Thank you for picking up a copy of The Grail. We value your readership and encourage you to take a look at our past issues which can be found on this site. Our meetings are open to everyone and are in PAB 105, Mondays at 8pm.
This week our issue is devoted to your creative endeavors during Reed Arts Week. Next week marks the 25th annual RAW, which began as a faculty-run weekend-long affair (1). The festival has grown to a week long event involving dozens of student artists.
We have exclusive interviews with the coordinators (2–3) and discussions with some of the artists (4-5) whose visions gave this year’s theme its form. Lurking in the in forest are daemons of a different sort; so check out Moira Hicks’ flash fiction piece, “The Woods” (7).
Though its 15 minutes of fame has melted away, the runaway snowball has shown just how far the media can carry a fun story (6). Reaching as far as Japan, the ice-ball has been immortalized online by the likes of NPR, ABC, and Buzzfeed.
Brendan, Clara, Jordan, Lauren, and Vikram
News & Features
At first Paradox manager Anna Baker seems to be an anomaly. Her calm elegance, finesse, and warmth belie her acute insight into female fury.
Or do they?

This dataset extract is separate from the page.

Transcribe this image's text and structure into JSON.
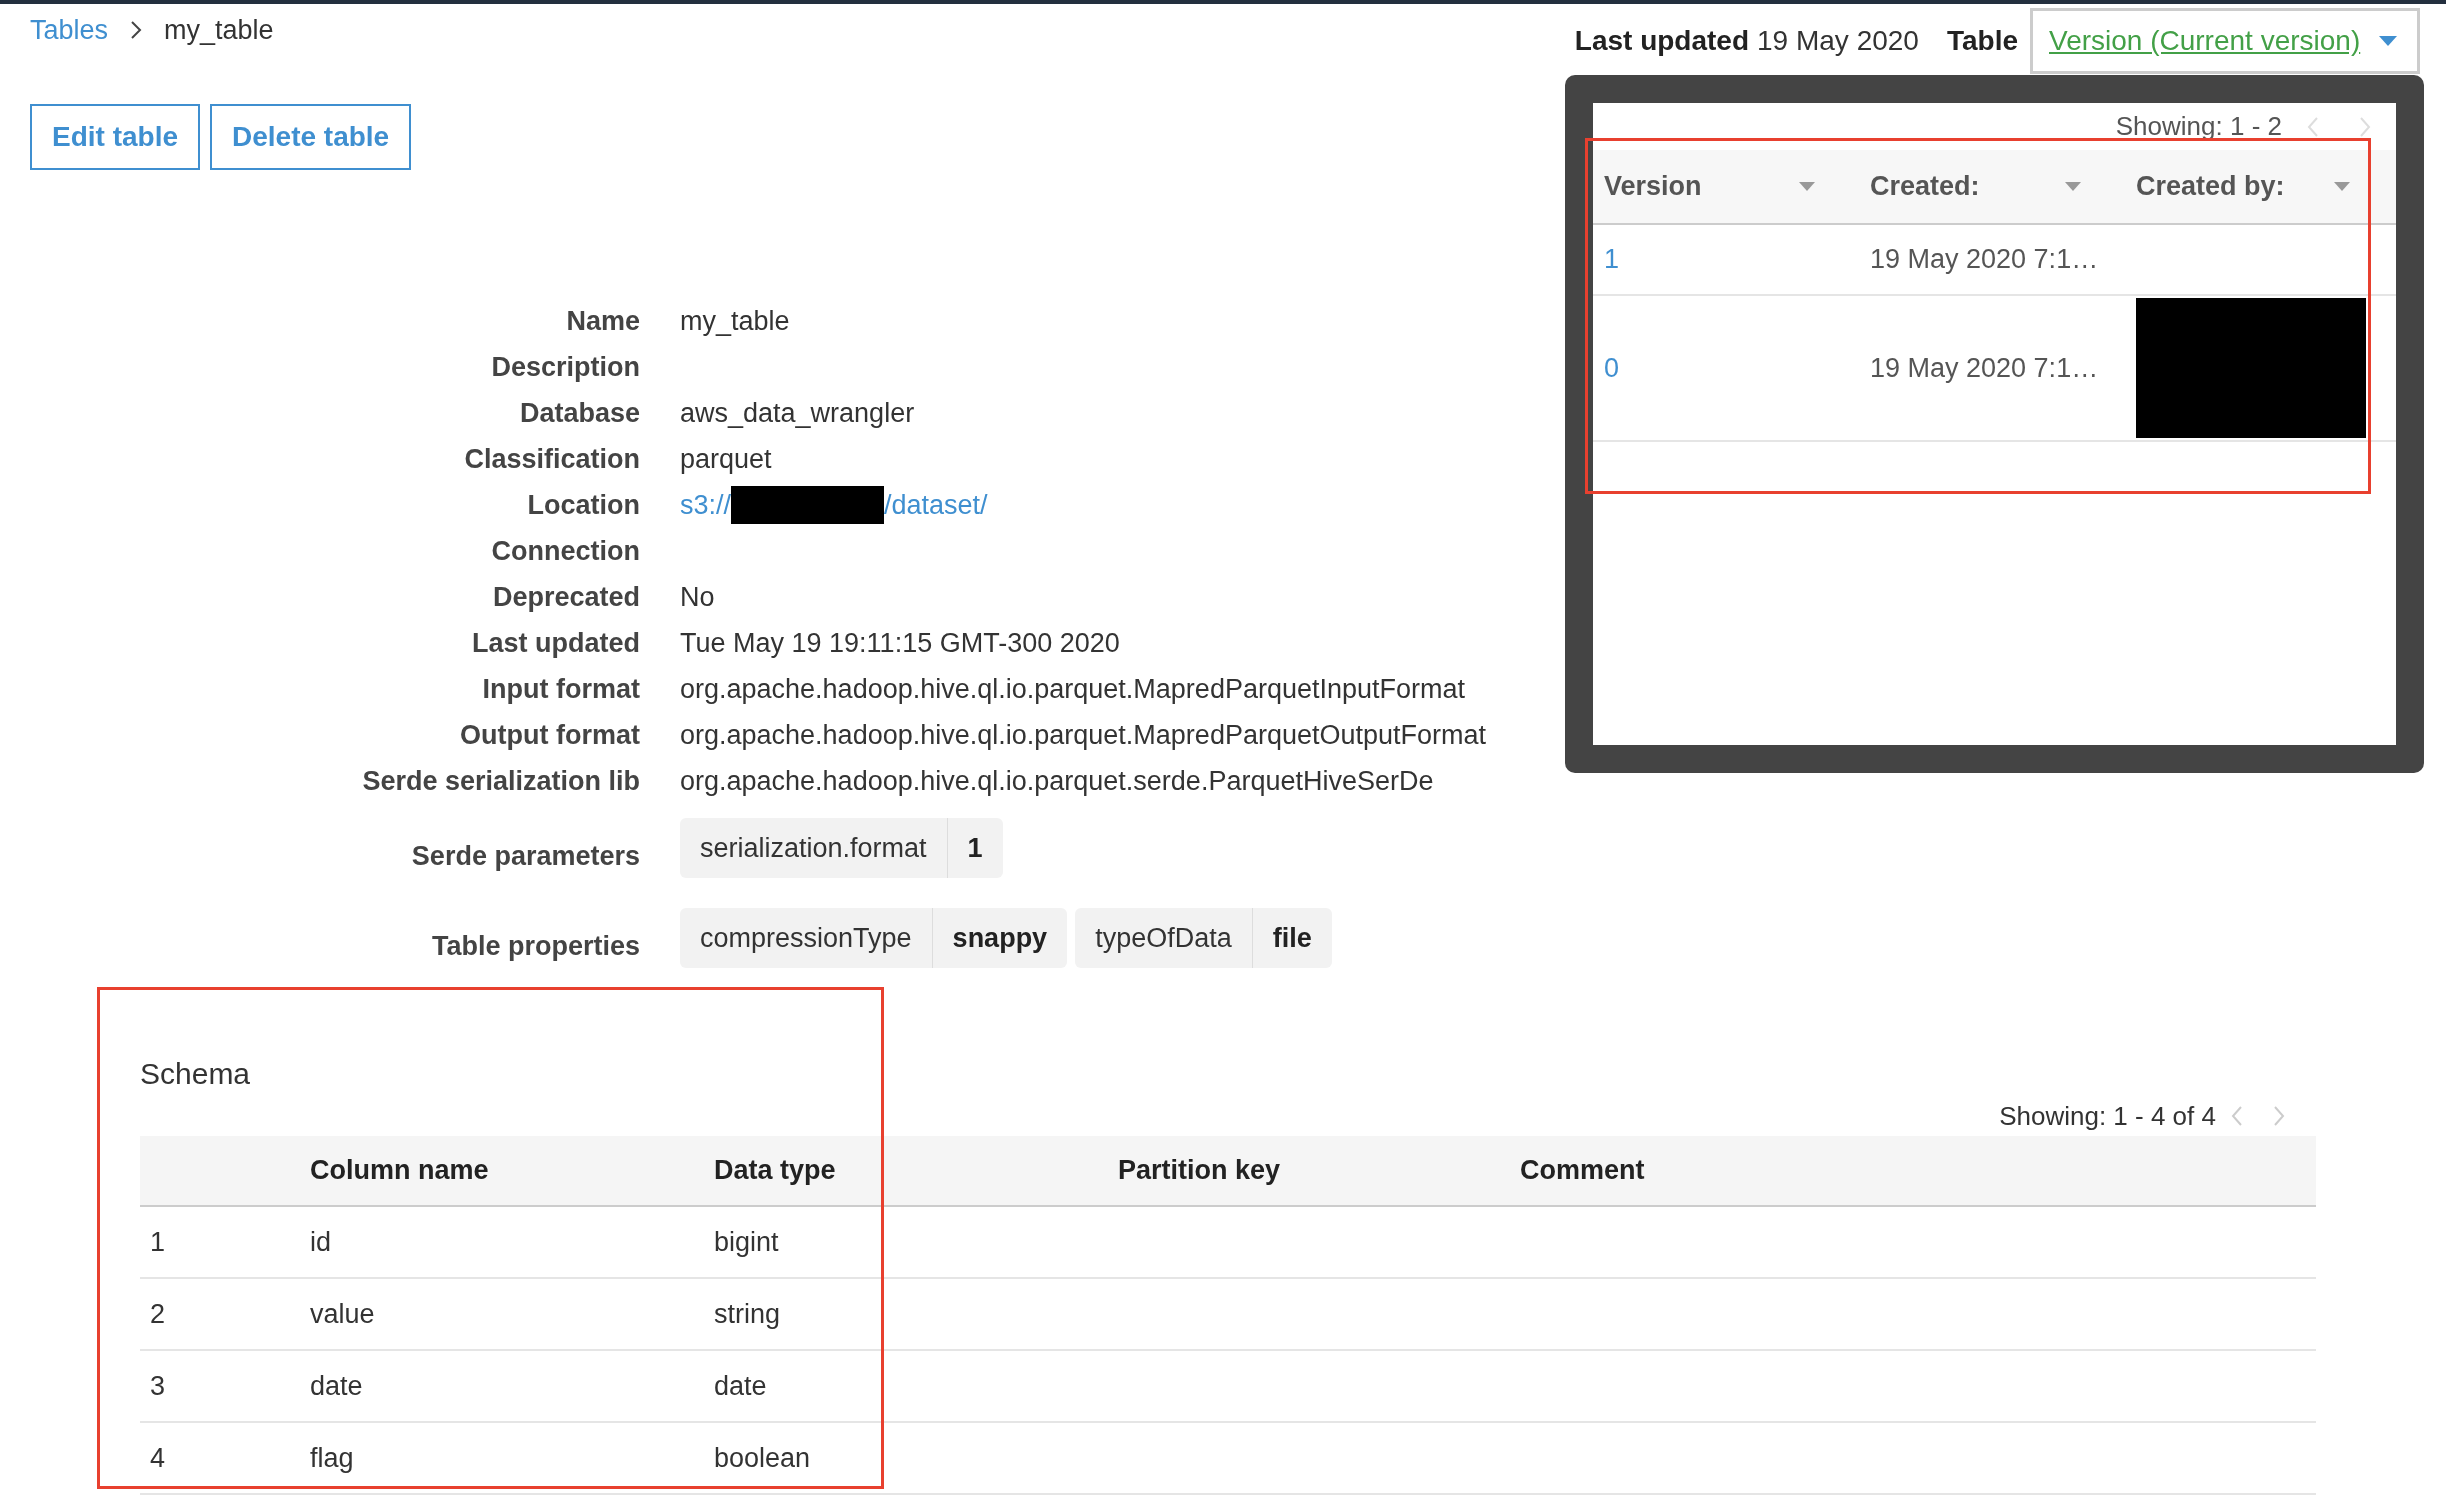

We meet at the Admission Office, where she works as an intern. Anna beams cheerily from behind the desk. I pour myself some coffee, which, by the way, you really need to stop stealing if you are not employed by this place of business.
Lina Neidhardt, Nita McDaniel and Kathleen Deems asked me to meet them in the Paradox to discuss their RAW Project. Lina was on shift. I walked in with a group of people looking for their late-afternoon caffeine or nicotine fix, and Nita, who also works there, went behind the counter to help within the sudden rush of students.
I met with Max Smith-Holmes inside the Student Union building last Friday to talk to him about his Reed Arts Week set of vaudeville-style performances. However, he almost immediately asked if we could move outside, which we did, and we proceeded to sit on the bench by the BPR and discuss what the RAW schedule describes as a “neoliberal wet dream.”
It’s safe to say that the giant snowball story is old news by now. But for those of you who have been living under a rock—or, more likely, under a pile of books—something happened during the Snowpoclaypse that has smashed its way into Reed’s history: two students accidentally rolled a nearly thousand pound snowball into the Reed College Apartments and caused a whopping $2000 to $3000 worth of damage on the 8th of February.
It was hard to tell how big she got when it happened, but judging by the height of the bramble tunnel all around her, she got pretty big.
The sun was weak where it filtered overhead, through the low mist of the morning, making the light grey. Cool and damp against her skin, against her body.
Irene inhaled sharply, deeply, suddenly. Her heart shuddered inside of her, pounding. She fought for her breath, the cold air painful and hollow against her throat. She felt like she had not as much awoken as risen from the dead.
The ground was cold and hard under her face and hands and hips and legs. It pressed into her, the moss seeping water where her body weight pressed it like a sponge.
She was naked, she was wet, she was hyperventilating.
Phil Lord and Chris Miller, directors of the Warner Brother’s “The LEGO Movie,” met each other at Dartmouth College. After being rejected for an animation job for “The Rugrats Movie”(1998) they began focusing their efforts on writing. Lord wrote for “How I Met Your Mother” starting in 2005 and alongside Miller directed the incredibly successful comedy “21 Jump Street”(2012). Their latest effort “The LEGO Movie,” in theaters now, is a hilarious 100-minute avalanche of virtual action scenes, pop-culture references, and successful satire that pours out of the screen and onto the audience. While the movie is aimed at children, the comedy is rife with subtle and subversive in-jokes that only older viewers will understand. Reminiscent of cartoons from the late nineties and the early aughts, many of the jokes rely on the ridiculousness of daily life in metropolitan America and the vapidity of prevailing social fads to achieve their impact.
Miss Lonely Hearts
With applications to the language houses due this Friday, we decided to help promote interest by broadcasting the language scholars’ fashion. Whether you have a conversation class or have merely passed them in Commons, here are Matías Oviedo and Anna Amelyanchik. Matías is the Spanish House Scholar from Córdoba, Argentina and Anna is the Russian House Scholar from outside of St. Petersburg, Russia. Both in collared pale blue buttoned downs beneath either a colorful scarf or a puppy sweater, Mathías and Anna have clean and seemingly effortless style. To see the outfits’ details and more of the scholars, visit our website dosdesastres. blogspot.com.